• **Your task**
Go through the entries below. Copy out every line that contains "this".

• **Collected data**

==========

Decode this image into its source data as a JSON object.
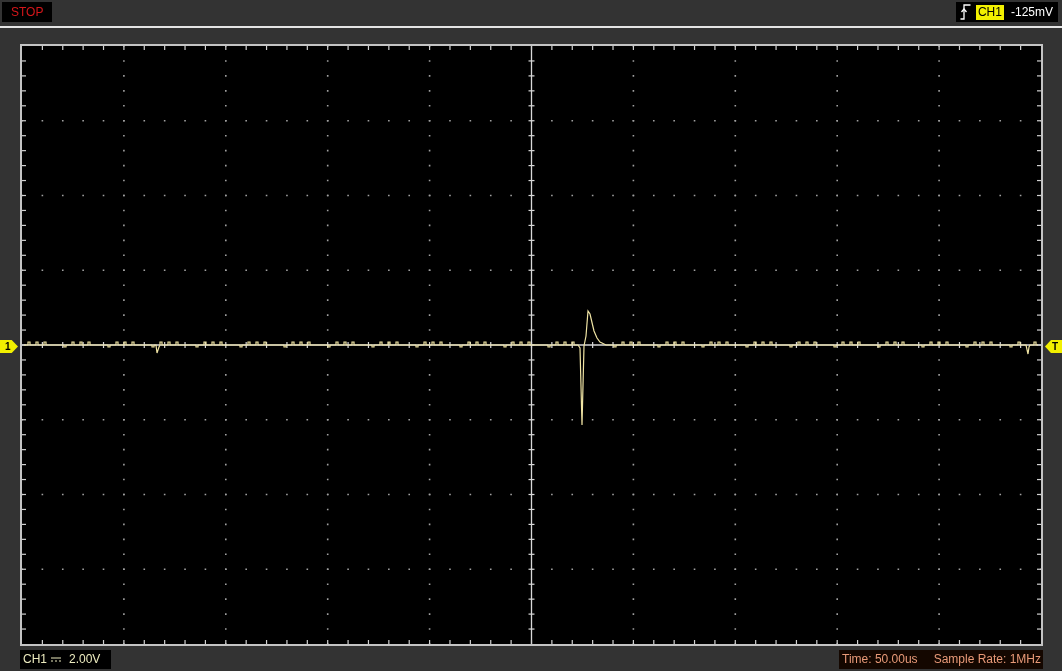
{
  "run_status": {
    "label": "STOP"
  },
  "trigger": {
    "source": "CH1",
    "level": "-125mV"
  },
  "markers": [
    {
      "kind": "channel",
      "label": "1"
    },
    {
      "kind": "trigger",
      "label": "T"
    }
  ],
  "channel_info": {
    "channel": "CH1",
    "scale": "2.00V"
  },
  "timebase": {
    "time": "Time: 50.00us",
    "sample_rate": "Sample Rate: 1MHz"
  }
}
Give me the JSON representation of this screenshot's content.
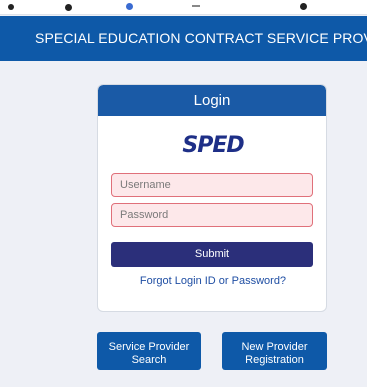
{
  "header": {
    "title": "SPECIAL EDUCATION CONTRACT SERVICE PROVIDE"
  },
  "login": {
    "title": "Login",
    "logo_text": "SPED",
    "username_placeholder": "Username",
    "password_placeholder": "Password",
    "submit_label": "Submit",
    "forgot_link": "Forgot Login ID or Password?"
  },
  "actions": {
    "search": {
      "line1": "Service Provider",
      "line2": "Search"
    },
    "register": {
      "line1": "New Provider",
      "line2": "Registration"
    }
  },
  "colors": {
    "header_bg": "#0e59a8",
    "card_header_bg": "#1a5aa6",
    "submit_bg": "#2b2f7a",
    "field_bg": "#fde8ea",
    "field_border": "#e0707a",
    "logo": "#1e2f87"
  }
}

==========

• **Reply to the exercise**
Decode this image into its source data as a JSON object.
Give me the JSON representation of this screenshot's content.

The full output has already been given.